Students will get to go to some big exhibition events. In the world of textile design there are big events in Paris, Frankfurt, New York and London. I want to get them to as many of these as possible, so they can see face-on exactly what’s expected of them. They’ll also see all of their potential customers - everybody who’s anybody in the industry goes to these exhibitions.

Students get acquainted with exhibitors and make decisions about who is likely to be a good customer for them. They also  get to see designs that are like theirs, but maybe a few years in advance of them. It is vital to understand how much their designs are worth, because sometimes that can be a mystery to students.

What are the different career progressions for students considering the course?
Printed textile design and surface pattern making is a very broad area. In it’s obvious form we’re talking about printed textiles, but think about all of the surfaces that are designed - even the surfaces of a laptop are designed.
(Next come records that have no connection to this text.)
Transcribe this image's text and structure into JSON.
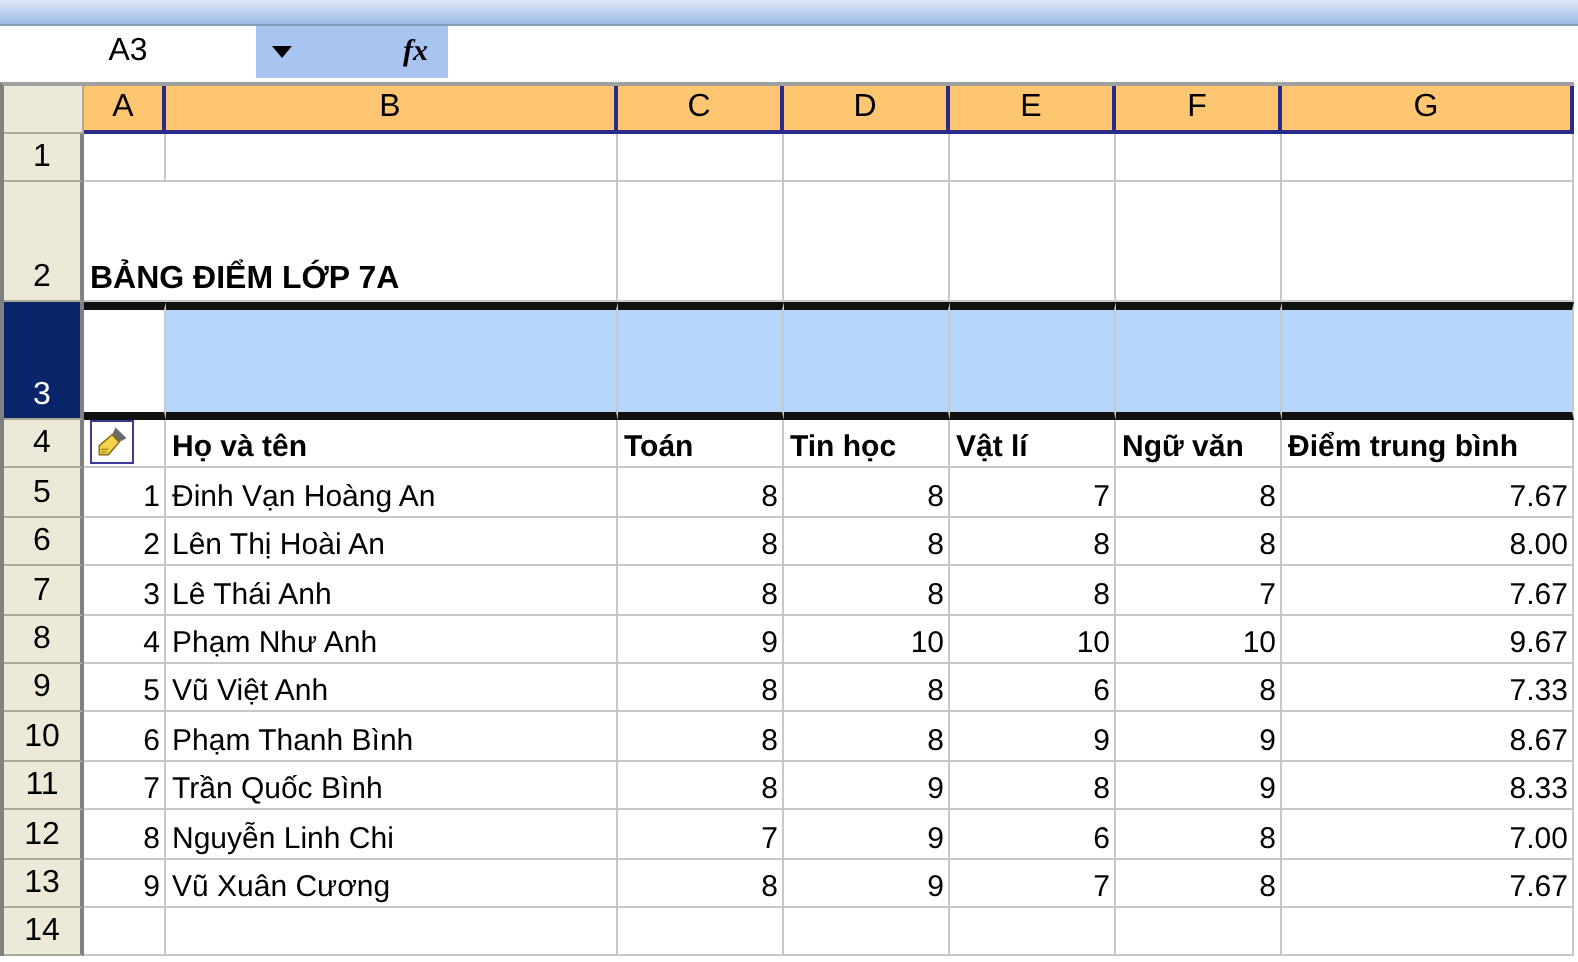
{
  "name_box": "A3",
  "function_label": "fx",
  "columns": [
    {
      "label": "A",
      "selected": true
    },
    {
      "label": "B",
      "selected": true
    },
    {
      "label": "C",
      "selected": true
    },
    {
      "label": "D",
      "selected": true
    },
    {
      "label": "E",
      "selected": true
    },
    {
      "label": "F",
      "selected": true
    },
    {
      "label": "G",
      "selected": true
    }
  ],
  "rows": [
    {
      "label": "1",
      "kind": "blank",
      "selected": false
    },
    {
      "label": "2",
      "kind": "title",
      "selected": false,
      "title": "BẢNG ĐIỂM LỚP 7A"
    },
    {
      "label": "3",
      "kind": "blank",
      "selected": true
    },
    {
      "label": "4",
      "kind": "header",
      "selected": false,
      "cells": {
        "B": "Họ và tên",
        "C": "Toán",
        "D": "Tin học",
        "E": "Vật lí",
        "F": "Ngữ văn",
        "G": "Điểm trung bình"
      }
    },
    {
      "label": "5",
      "kind": "data",
      "selected": false,
      "cells": {
        "A": "1",
        "B": "Đinh Vạn Hoàng An",
        "C": "8",
        "D": "8",
        "E": "7",
        "F": "8",
        "G": "7.67"
      }
    },
    {
      "label": "6",
      "kind": "data",
      "selected": false,
      "cells": {
        "A": "2",
        "B": "Lên Thị Hoài An",
        "C": "8",
        "D": "8",
        "E": "8",
        "F": "8",
        "G": "8.00"
      }
    },
    {
      "label": "7",
      "kind": "data",
      "selected": false,
      "cells": {
        "A": "3",
        "B": "Lê Thái Anh",
        "C": "8",
        "D": "8",
        "E": "8",
        "F": "7",
        "G": "7.67"
      }
    },
    {
      "label": "8",
      "kind": "data",
      "selected": false,
      "cells": {
        "A": "4",
        "B": "Phạm Như Anh",
        "C": "9",
        "D": "10",
        "E": "10",
        "F": "10",
        "G": "9.67"
      }
    },
    {
      "label": "9",
      "kind": "data",
      "selected": false,
      "cells": {
        "A": "5",
        "B": "Vũ Việt Anh",
        "C": "8",
        "D": "8",
        "E": "6",
        "F": "8",
        "G": "7.33"
      }
    },
    {
      "label": "10",
      "kind": "data",
      "selected": false,
      "cells": {
        "A": "6",
        "B": "Phạm Thanh Bình",
        "C": "8",
        "D": "8",
        "E": "9",
        "F": "9",
        "G": "8.67"
      }
    },
    {
      "label": "11",
      "kind": "data",
      "selected": false,
      "cells": {
        "A": "7",
        "B": "Trần Quốc Bình",
        "C": "8",
        "D": "9",
        "E": "8",
        "F": "9",
        "G": "8.33"
      }
    },
    {
      "label": "12",
      "kind": "data",
      "selected": false,
      "cells": {
        "A": "8",
        "B": "Nguyễn Linh Chi",
        "C": "7",
        "D": "9",
        "E": "6",
        "F": "8",
        "G": "7.00"
      }
    },
    {
      "label": "13",
      "kind": "data",
      "selected": false,
      "cells": {
        "A": "9",
        "B": "Vũ Xuân Cương",
        "C": "8",
        "D": "9",
        "E": "7",
        "F": "8",
        "G": "7.67"
      }
    },
    {
      "label": "14",
      "kind": "blank",
      "selected": false
    }
  ]
}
There are lots of roads to go down.

Hopefully we will be working with people like Paperchase on their paper products, and Samsung, who I currently work with. Students could move into ceramic tile design, or flooring, or curtains and bedding. They could work with a huge retailer like Next, or in a very bespoke way with a small interior design company.  It is my view that no matter what avenue students take, they should work internationally. My point is you can live wherever you like, but your market is the world. So if you’re interested in designing and developing rugs, it might be that you design the rugs here, but you produce them in Turkey.

You can take a particular viewpoint about producing work locally, but the world is your market and we will encourage students to explore possibilities for their work on a global scale.